I didn't take my Garmin Gadget on this one and don't even know how long I was out, so I've no stats beyond knowing the outing must have involved 206m of ascent.

Tuesday 1 August 2017

The Walks We Didn't Do, And The One We Wish We Hadn't

The morning after the waterfall walk described in my last post, an early start was had. We knew our planned walk would be busy (although it wasn't until later in the day that we came to realise that it is the second most publicised walk in the region, with massive amounts of advertising in the nearby town), so an earlier-than-average start seemed the best plan.

This was where we were headed:

Photo taken from tourist brochure

We didn't get to find out if the walk was worth all the fuss (and the 100NOK parking fee) as 6km before the car park we found a prohibition on motorhomes. Parking 6km away and catching a bus was an option, but not one that appealed (loss of flexibility of start and end times and a guarantee that you'll be setting out with a whole glut of people). We abandoned the route and spent the day elsewhere, taking small solace later when, after a fine start, rain came in that would have made the return leg of the 20km walk rather miserable.

The following day I had another walk planned and was confident that this wasn't a touristy one. Alas, we didn't reach the start point of that one either. No ban on motorhomes this time, but a 2m width restriction. Colin would have been fine, but Bertie is 2.12m. Time for another plan.

The following day I chose a route close to where we were parked (rather than choosing the route then trying to park nearby) and early in the afternoon I set out, telling Mick at what time to expect me back.

Much to Mick's surprise, I returned within half an hour and at a sprint. Having walked across the village to find the start of the trail, I only made it five minutes further before giving up on it for being too overgrown. Probably a good thing I didn't push on in the hope of it improving, as heavy rain hit when I was about 100m away from Bertie (hence the sprint finish).

The only photo I took on this outing showed the power station gubbins in the foreground. Lovely scenery beyond that, though.

Yesterday we did no more than potter, and even then we got drenched. The west coast of Norway is having a wet summer.

Today promised us patches of blue sky, with only a small chance of showers. Accordingly, of the options presented by the 'recommended hikes' leaflet from the tourist office, we chose the one that went highest, promising a good summit with excellent views.

The arrow points at our objective.

The 2km along residential streets to get to the start point turned out to be the best thing about this truly awful outing.

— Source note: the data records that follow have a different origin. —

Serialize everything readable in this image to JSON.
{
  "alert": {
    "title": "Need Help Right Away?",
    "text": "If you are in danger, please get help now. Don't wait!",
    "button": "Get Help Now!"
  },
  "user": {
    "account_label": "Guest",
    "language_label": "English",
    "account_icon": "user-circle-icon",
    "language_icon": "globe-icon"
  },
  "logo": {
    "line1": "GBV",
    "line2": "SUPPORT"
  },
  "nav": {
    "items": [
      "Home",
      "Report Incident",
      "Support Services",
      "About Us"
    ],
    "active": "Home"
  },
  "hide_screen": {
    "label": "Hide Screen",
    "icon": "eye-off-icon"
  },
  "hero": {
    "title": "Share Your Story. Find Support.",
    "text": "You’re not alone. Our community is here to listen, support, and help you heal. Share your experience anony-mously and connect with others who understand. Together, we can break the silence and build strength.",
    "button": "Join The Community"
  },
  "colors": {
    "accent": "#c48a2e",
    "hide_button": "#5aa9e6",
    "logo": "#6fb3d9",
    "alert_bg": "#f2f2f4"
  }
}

This snap is a good representation of what it was like:

What you can't see in the snap is that the rocks along the route had all of the grippiness of a greased pole. In between the rocks was water, either standing or running, often in huge and unavoidable wallows. It has rained a lot, and heavily, lately, so maybe it's not always so bad.

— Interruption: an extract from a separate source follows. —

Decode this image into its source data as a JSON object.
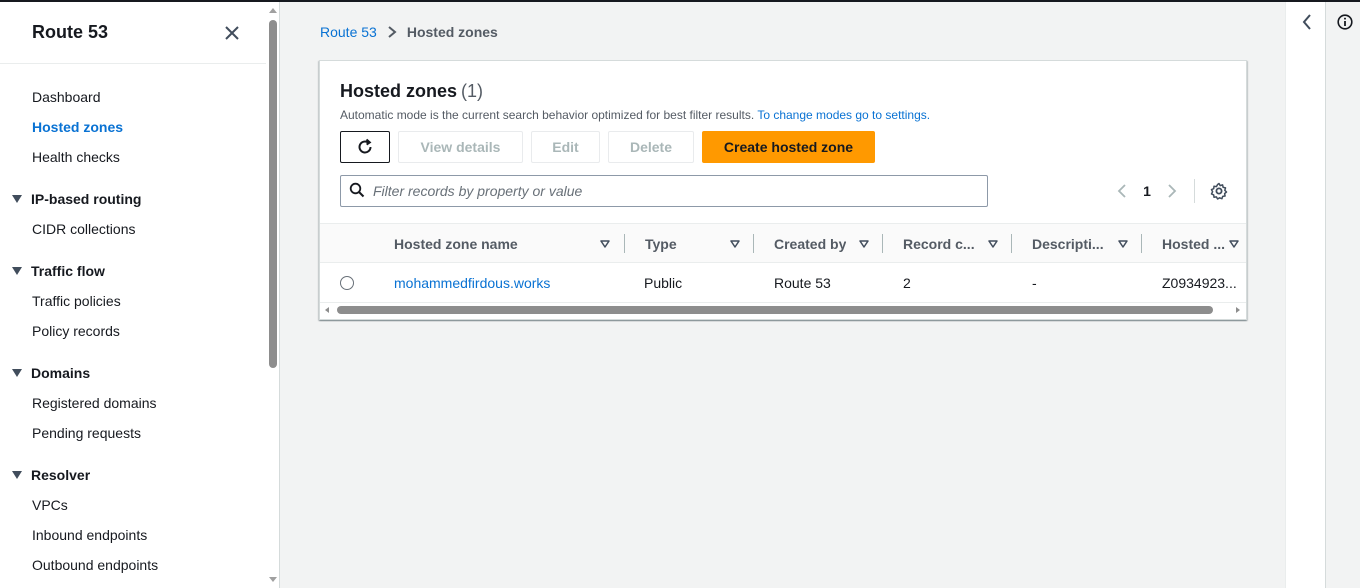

Being in woodland this was the only view we had on our upward journey, and even that required a small detour from the path

Optimistically, we pushed on, painfully slowly, hoping for an improvement around every corner. Eventually patience ran thin and the trail was given ten more minutes to improve; if it was still awful we would turn around. By ten minutes later the thought of retracing our steps was worse than the thought of pressing on to a junction where the map said we could pick up a track. It gave a very indirect escape route, but looked the preferable option.

Maps can be deceptive. This was the state of the track:

Overgrown and sodden. On the plus side, the rocks like greased poles were now absent. On the negative side, they had been replaced by actual greased poles in the form of banks of tree trunks long ago laid across the track for form a solid walking surface, but now covered in slime.

Then there were the stream crossings:

We finally got back to Bertie having covered around 10.5km (our intended circuit, including the summit, would have been 12km) with around 500m ascent, and with the only good point about the outing being this art work seen on the side wall of a school that we passed in getting to and from the start of the trail:

The second snap is for scale

Thankfully the shower, visible on the left of this photo, skirted us. That would have been the icing on the cake.